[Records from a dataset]

----------

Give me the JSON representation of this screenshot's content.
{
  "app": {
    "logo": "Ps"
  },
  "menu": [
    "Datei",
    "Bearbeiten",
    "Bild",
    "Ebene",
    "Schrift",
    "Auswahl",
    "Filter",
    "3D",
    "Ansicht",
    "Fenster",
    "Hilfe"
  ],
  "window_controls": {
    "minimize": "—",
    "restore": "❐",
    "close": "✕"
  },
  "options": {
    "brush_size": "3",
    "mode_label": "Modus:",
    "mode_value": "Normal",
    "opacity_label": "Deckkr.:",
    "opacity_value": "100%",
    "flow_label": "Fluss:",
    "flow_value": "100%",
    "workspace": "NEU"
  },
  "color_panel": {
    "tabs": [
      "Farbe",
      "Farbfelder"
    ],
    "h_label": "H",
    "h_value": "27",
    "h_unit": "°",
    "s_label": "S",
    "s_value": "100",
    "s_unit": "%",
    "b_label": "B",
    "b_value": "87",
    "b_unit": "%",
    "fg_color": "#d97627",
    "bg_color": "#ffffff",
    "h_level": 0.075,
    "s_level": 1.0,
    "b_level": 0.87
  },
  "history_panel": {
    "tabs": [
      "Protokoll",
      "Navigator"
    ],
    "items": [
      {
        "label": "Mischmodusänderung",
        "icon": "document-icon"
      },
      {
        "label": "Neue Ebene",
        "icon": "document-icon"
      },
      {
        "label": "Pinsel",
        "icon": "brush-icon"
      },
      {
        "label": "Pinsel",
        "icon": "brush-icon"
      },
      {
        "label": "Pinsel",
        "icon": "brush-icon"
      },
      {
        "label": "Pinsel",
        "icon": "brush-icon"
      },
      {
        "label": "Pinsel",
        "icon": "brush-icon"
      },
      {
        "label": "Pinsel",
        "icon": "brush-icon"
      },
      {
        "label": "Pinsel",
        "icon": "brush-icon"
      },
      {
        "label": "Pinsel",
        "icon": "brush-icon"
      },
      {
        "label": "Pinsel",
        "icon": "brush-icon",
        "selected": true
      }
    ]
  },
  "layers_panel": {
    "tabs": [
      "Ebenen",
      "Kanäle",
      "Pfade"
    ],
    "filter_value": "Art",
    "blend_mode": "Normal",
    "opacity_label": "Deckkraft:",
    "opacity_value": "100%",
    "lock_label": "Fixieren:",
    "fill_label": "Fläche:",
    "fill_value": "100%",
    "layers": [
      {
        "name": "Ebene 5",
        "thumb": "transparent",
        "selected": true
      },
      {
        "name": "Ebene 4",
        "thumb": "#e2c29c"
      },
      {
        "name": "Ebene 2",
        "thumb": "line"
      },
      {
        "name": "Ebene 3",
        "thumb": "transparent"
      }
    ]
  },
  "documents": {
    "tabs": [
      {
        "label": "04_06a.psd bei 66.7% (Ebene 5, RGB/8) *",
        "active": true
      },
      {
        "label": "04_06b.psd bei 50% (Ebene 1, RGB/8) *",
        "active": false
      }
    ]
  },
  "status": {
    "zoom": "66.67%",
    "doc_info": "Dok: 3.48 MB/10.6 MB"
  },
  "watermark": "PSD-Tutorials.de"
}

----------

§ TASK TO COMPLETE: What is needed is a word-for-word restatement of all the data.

§ SOLUTION:
Give me the JSON representation of this screenshot's content.
{
  "app": {
    "logo": "Ps"
  },
  "menu": [
    "Datei",
    "Bearbeiten",
    "Bild",
    "Ebene",
    "Schrift",
    "Auswahl",
    "Filter",
    "3D",
    "Ansicht",
    "Fenster",
    "Hilfe"
  ],
  "window_controls": {
    "minimize": "—",
    "restore": "❐",
    "close": "✕"
  },
  "options": {
    "brush_size": "3",
    "mode_label": "Modus:",
    "mode_value": "Normal",
    "opacity_label": "Deckkr.:",
    "opacity_value": "100%",
    "flow_label": "Fluss:",
    "flow_value": "100%",
    "workspace": "NEU"
  },
  "color_panel": {
    "tabs": [
      "Farbe",
      "Farbfelder"
    ],
    "h_label": "H",
    "h_value": "27",
    "h_unit": "°",
    "s_label": "S",
    "s_value": "100",
    "s_unit": "%",
    "b_label": "B",
    "b_value": "87",
    "b_unit": "%",
    "fg_color": "#d97627",
    "bg_color": "#ffffff",
    "h_level": 0.075,
    "s_level": 1.0,
    "b_level": 0.87
  },
  "history_panel": {
    "tabs": [
      "Protokoll",
      "Navigator"
    ],
    "items": [
      {
        "label": "Mischmodusänderung",
        "icon": "document-icon"
      },
      {
        "label": "Neue Ebene",
        "icon": "document-icon"
      },
      {
        "label": "Pinsel",
        "icon": "brush-icon"
      },
      {
        "label": "Pinsel",
        "icon": "brush-icon"
      },
      {
        "label": "Pinsel",
        "icon": "brush-icon"
      },
      {
        "label": "Pinsel",
        "icon": "brush-icon"
      },
      {
        "label": "Pinsel",
        "icon": "brush-icon"
      },
      {
        "label": "Pinsel",
        "icon": "brush-icon"
      },
      {
        "label": "Pinsel",
        "icon": "brush-icon"
      },
      {
        "label": "Pinsel",
        "icon": "brush-icon"
      },
      {
        "label": "Pinsel",
        "icon": "brush-icon",
        "selected": true
      }
    ]
  },
  "layers_panel": {
    "tabs": [
      "Ebenen",
      "Kanäle",
      "Pfade"
    ],
    "filter_value": "Art",
    "blend_mode": "Normal",
    "opacity_label": "Deckkraft:",
    "opacity_value": "100%",
    "lock_label": "Fixieren:",
    "fill_label": "Fläche:",
    "fill_value": "100%",
    "layers": [
      {
        "name": "Ebene 5",
        "thumb": "transparent",
        "selected": true
      },
      {
        "name": "Ebene 4",
        "thumb": "#e2c29c"
      },
      {
        "name": "Ebene 2",
        "thumb": "line"
      },
      {
        "name": "Ebene 3",
        "thumb": "transparent"
      }
    ]
  },
  "documents": {
    "tabs": [
      {
        "label": "04_06a.psd bei 66.7% (Ebene 5, RGB/8) *",
        "active": true
      },
      {
        "label": "04_06b.psd bei 50% (Ebene 1, RGB/8) *",
        "active": false
      }
    ]
  },
  "status": {
    "zoom": "66.67%",
    "doc_info": "Dok: 3.48 MB/10.6 MB"
  },
  "watermark": "PSD-Tutorials.de"
}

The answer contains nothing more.